Perhaps they're succeeding now because they have a coach who knows how to utilize them. Stralman was little-used for two years under John Tortorella, who gave him about 17:28 a night on average. This year, under Alain Vigneault, it was 19:24. He responded with the best season of his career, and was the Rangers' second-best defenseman (and he probably pushed for a tie at the No. 1 spot more than anyone would like to admit). Pouliot, too, has been deployed wisely by Vigneault, his fourth new coach in as many years. He put up stellar relative possession numbers in about one extra shift a night over his career average. His 36 points were a career high.
There has to be a general manager out there in the league who sees the inherent value these players bring to whichever teams they play for, and that they might be had for a bargain. Glen Sather giving either of them a contract in the last two years seems to have been as much a function of simply needing the bodies on the cheap as it was projecting them as worthwhile contributors. Their combined cap hit this season was just $3 million. If Sather actually saw what they were worth, they'd both be in the midst of serving out low-cost three- or four-year deals that would keep them affordable and their teams more competitive for a longer period of time than just this season.
These are players who deserve term and money, and Stralman is the only candidate here likely to get one of those things in July. Sather has right of first refusal on both, and if he's smart he prioritizes their deals above and beyond anything else he has on his plate. Neither Stralman nor Pouliot have even turned 28 yet, so the risk of the wheels falling off is low, and the odds that these strong playoff performances are flukes is likewise pretty much non-existent.
The funny thing is, GMs love paying for fluke performances, even if they're from players who are just pretty-good. That's why Rangers punchline Dan Girardi will be receiving $5.5 million a year for the next six seasons. That's why Matt Niskanen is going to become a highly-paid defenseman this summer (he's good but not as good as he was this season). That's why Jonathan Quick got a 10-year deal after he won the Cup. That's why the Leafs gave David Clarkson the worst contract in the league. And so on. You can do this all day.
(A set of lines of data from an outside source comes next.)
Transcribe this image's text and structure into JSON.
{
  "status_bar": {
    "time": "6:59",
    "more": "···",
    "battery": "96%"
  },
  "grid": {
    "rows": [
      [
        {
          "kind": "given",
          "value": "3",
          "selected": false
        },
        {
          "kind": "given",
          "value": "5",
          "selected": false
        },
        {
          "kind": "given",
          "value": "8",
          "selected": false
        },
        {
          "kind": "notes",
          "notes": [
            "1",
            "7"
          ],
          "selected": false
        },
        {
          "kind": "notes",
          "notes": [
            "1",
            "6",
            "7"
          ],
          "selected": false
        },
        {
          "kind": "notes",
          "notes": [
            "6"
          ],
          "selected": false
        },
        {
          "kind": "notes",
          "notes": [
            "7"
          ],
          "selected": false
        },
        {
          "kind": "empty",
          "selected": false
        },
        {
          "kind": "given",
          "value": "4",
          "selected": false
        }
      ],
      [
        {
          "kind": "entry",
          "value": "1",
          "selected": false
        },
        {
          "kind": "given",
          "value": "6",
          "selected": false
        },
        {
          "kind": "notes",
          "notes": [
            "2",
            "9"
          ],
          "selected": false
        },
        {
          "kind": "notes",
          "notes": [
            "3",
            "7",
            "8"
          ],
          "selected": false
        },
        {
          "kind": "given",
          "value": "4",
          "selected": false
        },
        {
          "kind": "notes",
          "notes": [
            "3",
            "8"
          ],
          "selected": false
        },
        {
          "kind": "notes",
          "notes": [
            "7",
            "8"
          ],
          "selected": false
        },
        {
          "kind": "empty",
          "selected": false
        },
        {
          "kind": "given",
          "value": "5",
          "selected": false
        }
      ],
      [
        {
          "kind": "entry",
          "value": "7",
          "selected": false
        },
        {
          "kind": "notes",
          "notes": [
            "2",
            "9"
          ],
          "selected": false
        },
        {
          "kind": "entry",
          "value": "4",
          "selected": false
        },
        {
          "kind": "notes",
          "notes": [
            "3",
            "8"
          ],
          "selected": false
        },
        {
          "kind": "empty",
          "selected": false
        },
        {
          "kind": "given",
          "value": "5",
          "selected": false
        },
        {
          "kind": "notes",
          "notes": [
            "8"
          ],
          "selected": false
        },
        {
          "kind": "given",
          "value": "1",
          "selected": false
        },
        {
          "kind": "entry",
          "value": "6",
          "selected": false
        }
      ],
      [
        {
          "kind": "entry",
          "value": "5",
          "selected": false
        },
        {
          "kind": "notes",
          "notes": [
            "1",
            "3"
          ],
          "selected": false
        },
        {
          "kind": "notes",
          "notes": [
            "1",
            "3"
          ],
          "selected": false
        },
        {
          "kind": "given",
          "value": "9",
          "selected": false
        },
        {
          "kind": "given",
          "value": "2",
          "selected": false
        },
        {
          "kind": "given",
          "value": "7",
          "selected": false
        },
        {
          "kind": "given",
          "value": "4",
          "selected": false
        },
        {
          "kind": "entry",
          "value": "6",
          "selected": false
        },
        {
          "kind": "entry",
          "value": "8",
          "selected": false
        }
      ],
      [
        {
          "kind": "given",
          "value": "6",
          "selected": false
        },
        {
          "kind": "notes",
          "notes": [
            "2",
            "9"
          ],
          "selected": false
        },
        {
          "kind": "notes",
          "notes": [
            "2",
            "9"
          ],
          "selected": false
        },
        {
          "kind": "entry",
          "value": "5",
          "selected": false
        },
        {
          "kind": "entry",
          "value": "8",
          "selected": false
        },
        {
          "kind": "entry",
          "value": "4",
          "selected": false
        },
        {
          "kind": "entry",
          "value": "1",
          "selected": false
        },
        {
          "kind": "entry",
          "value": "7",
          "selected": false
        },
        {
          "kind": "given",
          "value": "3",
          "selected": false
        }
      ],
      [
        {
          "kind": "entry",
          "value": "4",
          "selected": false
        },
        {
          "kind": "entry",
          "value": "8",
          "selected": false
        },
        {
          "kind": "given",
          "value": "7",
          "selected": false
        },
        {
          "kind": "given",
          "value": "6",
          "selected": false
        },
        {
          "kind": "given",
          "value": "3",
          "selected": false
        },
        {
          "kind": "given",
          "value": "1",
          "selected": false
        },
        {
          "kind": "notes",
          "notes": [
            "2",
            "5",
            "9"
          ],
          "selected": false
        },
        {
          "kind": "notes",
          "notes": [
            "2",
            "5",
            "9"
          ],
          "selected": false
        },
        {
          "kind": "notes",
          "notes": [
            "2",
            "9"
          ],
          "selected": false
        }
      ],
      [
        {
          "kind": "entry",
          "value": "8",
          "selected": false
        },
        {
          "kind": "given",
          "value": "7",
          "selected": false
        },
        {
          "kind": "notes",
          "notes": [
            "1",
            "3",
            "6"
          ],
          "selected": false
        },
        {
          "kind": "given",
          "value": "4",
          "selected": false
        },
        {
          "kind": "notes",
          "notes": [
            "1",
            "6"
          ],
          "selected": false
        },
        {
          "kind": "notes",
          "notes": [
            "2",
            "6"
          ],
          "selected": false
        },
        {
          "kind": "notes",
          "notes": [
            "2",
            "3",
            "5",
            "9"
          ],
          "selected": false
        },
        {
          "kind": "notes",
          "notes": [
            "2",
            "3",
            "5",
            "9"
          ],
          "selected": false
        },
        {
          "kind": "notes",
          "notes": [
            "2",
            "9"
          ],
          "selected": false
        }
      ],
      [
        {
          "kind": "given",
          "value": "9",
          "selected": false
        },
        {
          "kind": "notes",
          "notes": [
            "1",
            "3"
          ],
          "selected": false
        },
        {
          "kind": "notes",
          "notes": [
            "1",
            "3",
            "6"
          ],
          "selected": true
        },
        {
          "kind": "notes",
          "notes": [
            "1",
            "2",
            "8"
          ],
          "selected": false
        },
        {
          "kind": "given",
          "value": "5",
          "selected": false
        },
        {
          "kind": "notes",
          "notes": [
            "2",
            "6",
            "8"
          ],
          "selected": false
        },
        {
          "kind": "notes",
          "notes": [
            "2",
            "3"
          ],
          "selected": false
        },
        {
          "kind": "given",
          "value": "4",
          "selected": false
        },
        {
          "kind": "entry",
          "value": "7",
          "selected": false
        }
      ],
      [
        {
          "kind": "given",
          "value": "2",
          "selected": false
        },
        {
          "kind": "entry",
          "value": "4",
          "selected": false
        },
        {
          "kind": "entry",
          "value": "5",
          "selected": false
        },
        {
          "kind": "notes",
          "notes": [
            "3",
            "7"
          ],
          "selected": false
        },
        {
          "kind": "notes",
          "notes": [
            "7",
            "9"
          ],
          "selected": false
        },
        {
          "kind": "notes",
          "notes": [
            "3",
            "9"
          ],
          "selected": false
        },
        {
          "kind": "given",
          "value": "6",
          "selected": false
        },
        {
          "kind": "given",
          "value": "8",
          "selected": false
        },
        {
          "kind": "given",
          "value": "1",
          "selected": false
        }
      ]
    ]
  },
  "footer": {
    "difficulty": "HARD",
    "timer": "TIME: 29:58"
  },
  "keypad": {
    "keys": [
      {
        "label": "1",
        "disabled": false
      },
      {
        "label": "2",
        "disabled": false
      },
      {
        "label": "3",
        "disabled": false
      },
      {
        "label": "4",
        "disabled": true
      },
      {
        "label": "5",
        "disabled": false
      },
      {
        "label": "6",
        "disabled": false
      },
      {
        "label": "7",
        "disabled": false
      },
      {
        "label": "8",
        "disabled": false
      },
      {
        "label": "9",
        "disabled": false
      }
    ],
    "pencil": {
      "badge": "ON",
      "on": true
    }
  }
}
But the number of guys like Pouliot and Stralman who are on reasonable long-term deals is extremely small, because they tend to slip through the cracks, whatever the reason. With any luck — and a cap that could rise to $70 million — that won't be the case much longer. The value is there to be had. Teams just have to look a little deeper. Or they just have to do what they've always done, and pay guys based on their playoff performances. These are two players for which that won't come back to burn GMs.